The Anti-Corruption Unit has announced the drafting of new laws on whistleblowing and witness protection to safeguard those calling out crime and extortion at the highest levels.
The ACU in November 2014 unveiled plans for specific whistleblower legislation, but according to ACU president Om Yentieng, the unit will next month assemble a committee to begin drafting laws encompassing broader witness protection measures in relation to criminal offences – a task formerly assigned to the Ministry of Justice.
“We are now preparing to gather partners from government and independent bodies as well as civil society and the private sector to work together on this law,” he said.
Yentieng added that the laws are intended to draw social attention to witness protection guarantees in cases including drug abuse, terrorism and human trafficking.
The new measures will also bring national laws into compliance with the UN Convention Against Corruption while addressing perceived deterrents in the existing Penal Code.
“In the current legal context, whistle blowers are facing significant risks,” Pech Pisey, director of programs at the anti-corruption NGO Transparency International, which welcomed the proposed laws, said in an email.

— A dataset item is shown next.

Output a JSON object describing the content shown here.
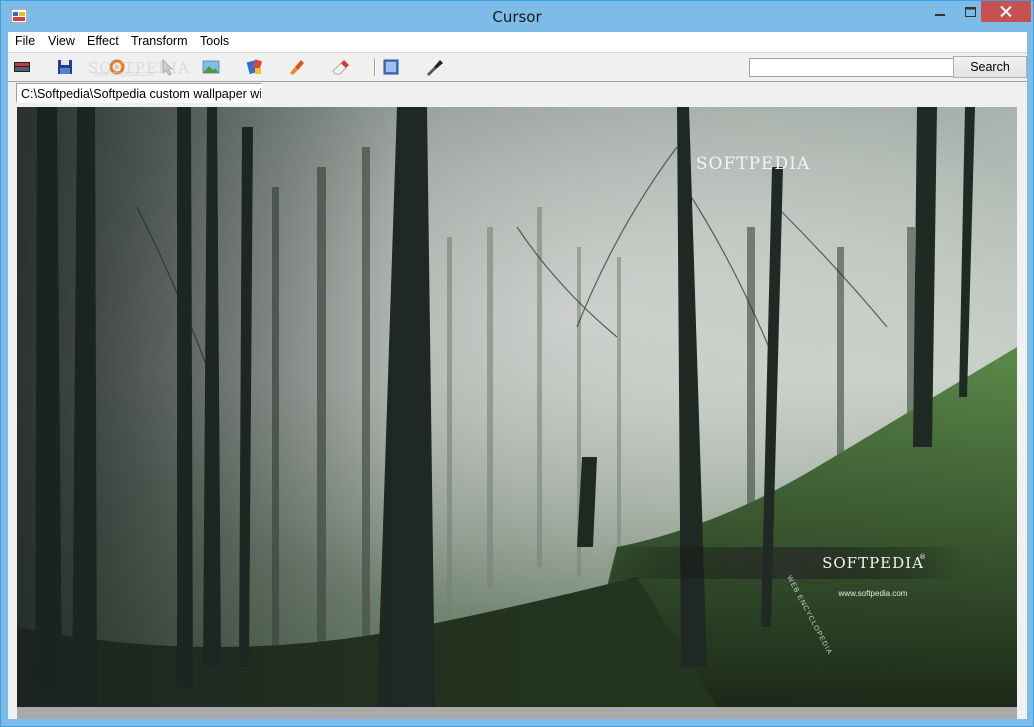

“Because of . . . defamation provisions contained under the Penal Code, people are hesitant to report and/or be a witness of corruption cases or any other criminal cases due to the fear of retaliation, fines and possibly imprisonment.”
Would-be witnesses may also be dissuaded by Article 41 of the current anti-corruption law, which allows for the imprisonment of anyone filing a complaint against corruption that is deemed to lead to a “useless inquiry”.
As Pisey notes, administrative efforts to overturn such outdated clauses and draft new protections will need to be coupled with rigorous law-enforcement.
“ACU should also create [a] proper administrative mechanism and implementation guidelines to shield the informer from any physical, social and economic retaliation,” he says.
Sok Sam Oeun, a lawyer and legal consultant, said that if properly implemented, the new mechanisms could also mean easier indictments of officials.
“In the current system, in any investigation by the government, the court always accepts the word of officials as the truth,” he said. “Often, people want to give information to the ACU, but they are concerned and scared to see the accused.”